However, behind the scenes, warnings are being heard. Treasury Secretary Tim Geithner has talked about a catastrophe not only for the U.S. economy but for the whole world economy unless Congress decides to raise the debt ceiling. The deadline is August 2 – after that the U.S. would have to suspend all its payments.
Normally, an increase in the debt ceiling is pretty much routine. Congress has raised the debt ceiling of 78 times since 1960, according to the New York Times, as much as 18 times during Ronald Reagan’s eight years in the White House alone, and despite the fact that politics often entered into the decision. Such is the case this year – a lot of politics.
Republicans demand budget cuts – see Speaker John Boehner’s proposal of 2,000 billion dollars in cuts and no tax increases — if they are to approve raising the debt ceiling. Unacceptable, the Democrats have responded. That’s where we stand today even though everyone knows that there really is no choice – the debt ceiling must be raised.

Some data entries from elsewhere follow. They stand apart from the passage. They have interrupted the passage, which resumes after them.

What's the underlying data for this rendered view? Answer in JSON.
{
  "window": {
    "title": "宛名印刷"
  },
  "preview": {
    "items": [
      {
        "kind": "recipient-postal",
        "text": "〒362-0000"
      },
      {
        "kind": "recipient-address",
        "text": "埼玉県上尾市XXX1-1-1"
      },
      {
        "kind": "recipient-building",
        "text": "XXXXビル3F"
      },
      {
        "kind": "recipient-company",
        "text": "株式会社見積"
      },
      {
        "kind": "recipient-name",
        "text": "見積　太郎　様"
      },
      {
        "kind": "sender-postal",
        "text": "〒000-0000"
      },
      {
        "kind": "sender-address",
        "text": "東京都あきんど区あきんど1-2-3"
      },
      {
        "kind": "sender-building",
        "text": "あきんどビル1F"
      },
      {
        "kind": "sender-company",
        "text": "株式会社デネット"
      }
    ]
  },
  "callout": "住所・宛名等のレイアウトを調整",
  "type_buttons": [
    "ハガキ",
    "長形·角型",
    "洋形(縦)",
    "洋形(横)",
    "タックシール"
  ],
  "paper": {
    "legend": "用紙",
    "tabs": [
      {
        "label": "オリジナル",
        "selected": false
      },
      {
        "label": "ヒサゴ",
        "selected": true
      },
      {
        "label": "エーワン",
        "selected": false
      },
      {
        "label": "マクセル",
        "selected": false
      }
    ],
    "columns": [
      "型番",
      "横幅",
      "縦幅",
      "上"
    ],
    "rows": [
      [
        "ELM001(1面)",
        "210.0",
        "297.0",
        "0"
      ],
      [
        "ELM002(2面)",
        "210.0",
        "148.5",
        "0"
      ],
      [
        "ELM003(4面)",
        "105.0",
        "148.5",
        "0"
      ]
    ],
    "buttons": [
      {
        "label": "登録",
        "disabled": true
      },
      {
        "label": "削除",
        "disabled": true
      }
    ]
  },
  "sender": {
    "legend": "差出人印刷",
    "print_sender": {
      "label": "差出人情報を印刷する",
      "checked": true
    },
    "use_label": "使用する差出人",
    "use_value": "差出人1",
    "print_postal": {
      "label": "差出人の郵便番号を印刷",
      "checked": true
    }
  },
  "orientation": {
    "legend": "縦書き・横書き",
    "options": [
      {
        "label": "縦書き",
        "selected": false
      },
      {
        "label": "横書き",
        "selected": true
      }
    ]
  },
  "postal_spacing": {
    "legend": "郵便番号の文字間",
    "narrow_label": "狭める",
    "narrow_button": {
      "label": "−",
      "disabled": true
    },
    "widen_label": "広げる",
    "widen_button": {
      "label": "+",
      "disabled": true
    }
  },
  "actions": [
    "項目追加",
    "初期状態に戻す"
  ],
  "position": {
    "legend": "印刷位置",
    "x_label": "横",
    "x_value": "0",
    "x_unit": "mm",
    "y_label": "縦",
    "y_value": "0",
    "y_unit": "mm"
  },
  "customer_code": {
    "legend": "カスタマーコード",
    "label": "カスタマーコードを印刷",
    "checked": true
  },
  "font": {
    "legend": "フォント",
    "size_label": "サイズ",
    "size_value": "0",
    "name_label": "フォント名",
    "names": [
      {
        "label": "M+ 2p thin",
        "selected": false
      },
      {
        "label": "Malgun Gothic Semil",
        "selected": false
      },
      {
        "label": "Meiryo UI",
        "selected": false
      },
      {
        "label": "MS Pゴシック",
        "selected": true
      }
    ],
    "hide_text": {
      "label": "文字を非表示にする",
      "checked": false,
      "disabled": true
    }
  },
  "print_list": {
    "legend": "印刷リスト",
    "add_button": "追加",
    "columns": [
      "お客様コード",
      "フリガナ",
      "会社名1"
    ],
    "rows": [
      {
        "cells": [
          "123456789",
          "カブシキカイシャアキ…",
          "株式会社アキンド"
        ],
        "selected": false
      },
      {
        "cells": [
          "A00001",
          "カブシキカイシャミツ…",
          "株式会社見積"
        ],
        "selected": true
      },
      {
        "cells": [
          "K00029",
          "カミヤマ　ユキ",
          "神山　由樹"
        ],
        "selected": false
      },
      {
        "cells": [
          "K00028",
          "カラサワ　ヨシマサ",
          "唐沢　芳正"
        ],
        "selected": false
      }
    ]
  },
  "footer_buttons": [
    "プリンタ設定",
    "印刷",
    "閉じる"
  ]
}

Despite the warning signals there is confidence that some form of settlement will be reached. The question is whether it will be a comprehensive agreement, which includes an agreement on next year’s budget, or if it will be a narrower, perhaps even temporary, agreement. Tough negotiations await, perhaps all the way until just before the deadline on August 2.